It’s not hard to spot a really bad Blu-ray transfer. If you’ve been working with the format for a while, you’ve probably seen enough of a range of films to spot the best and worst. At the worst, a poor Blu-ray transfer often appears as if there’s a not exactly clean layer of glass between you, the viewer, and the movie. That’s about how bad The Terminator looks. But I didn’t even need to get that far before I was thoroughly annoyed by this release. The point of no return could very well have been while browsing the menu. It was clunky to move from a menu to a submenu, lazily thrown together in something that predates iDVD and the sound effects are overly loud and borderline obnoxious.
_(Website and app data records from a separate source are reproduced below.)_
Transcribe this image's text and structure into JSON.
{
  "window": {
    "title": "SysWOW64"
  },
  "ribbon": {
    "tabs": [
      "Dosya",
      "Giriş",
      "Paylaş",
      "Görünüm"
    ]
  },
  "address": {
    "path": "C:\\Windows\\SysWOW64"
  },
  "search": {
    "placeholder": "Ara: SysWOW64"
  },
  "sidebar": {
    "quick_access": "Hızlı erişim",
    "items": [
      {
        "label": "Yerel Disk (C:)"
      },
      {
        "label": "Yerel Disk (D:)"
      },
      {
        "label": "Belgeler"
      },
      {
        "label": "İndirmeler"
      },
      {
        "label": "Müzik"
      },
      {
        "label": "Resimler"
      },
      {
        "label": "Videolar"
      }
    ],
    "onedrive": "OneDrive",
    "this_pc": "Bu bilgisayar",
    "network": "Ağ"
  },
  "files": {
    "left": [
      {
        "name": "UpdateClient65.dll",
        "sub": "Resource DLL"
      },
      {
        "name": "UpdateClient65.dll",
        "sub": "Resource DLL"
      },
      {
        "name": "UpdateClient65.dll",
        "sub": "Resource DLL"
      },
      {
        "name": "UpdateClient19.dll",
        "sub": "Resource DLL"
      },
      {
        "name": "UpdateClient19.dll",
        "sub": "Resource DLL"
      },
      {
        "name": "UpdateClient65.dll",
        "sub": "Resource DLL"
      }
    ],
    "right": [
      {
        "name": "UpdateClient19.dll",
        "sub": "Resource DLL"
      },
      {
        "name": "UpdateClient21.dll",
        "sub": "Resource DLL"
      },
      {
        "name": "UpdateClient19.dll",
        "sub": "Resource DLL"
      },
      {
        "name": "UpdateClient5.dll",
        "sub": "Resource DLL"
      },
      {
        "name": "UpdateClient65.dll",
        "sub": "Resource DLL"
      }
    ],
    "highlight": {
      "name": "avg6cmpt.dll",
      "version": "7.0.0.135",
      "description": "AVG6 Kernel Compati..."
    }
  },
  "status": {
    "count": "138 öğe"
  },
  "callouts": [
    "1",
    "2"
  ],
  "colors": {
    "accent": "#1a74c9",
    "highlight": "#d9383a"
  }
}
It seems like a nitpick, but it’s indicative of a very poor effort on the part of MGM. So much was done right by Lionsgate with the recent Terminator 2: Judgement Day – Skynet Edition Blu that it makes this release all the more shameful. The accompanying Blu-ray book and solid form packaging are the only highlight, and they’re hardly worth the money. The video quality is poor, the audio might as well be coming out of a single speaker and the extras are laughable. You’d have to try pretty hard to deliver a worse release of such a quality film.
Moved by her widowed father from the big city to a small town, Caroline (played by Kat Dennings) finds that the only interesting thing to do in her new zip code is get hot for teacher. Her teacher, as played by Josh Lucas, goes without much of a struggle and a twisted love triangle is born when a classmate (Reece Thompson) also takes an interest in Caroline. The film lethargically takes a story that you’ve seen before and plays it slowly, unsteadily and with as little inspiration as possible. Dennings is a charismatic lead, and Reece Thompson has been in much better movies, but the whole thing is a terribly uninspired, low-rent affair. Simply boring. To the extent that there was no reason to even watch the Blu-ray’s single behind the scenes featurette. That’s not a good showing for any release, let alone one that sports such promising talent.
- Beverly Hills Cop (Paramount)
- The Comancheros (20th Century Fox)
- Diabolique (Criterion)
- The Five Deadly Venoms (Vivendi)
- The Hustler: 50th Anniversary Edition (20th Century Fox)
- The Other Woman (MPI)
- Platoon (MGM)
- Rifftrax Live! House on Haunted Hill (Legend)
- Rifftrax Live! Reefer Madness (Legend)
- That’s What I Am (Vivendi)
- The Twilight Zone: Season 4 (1962) (Image)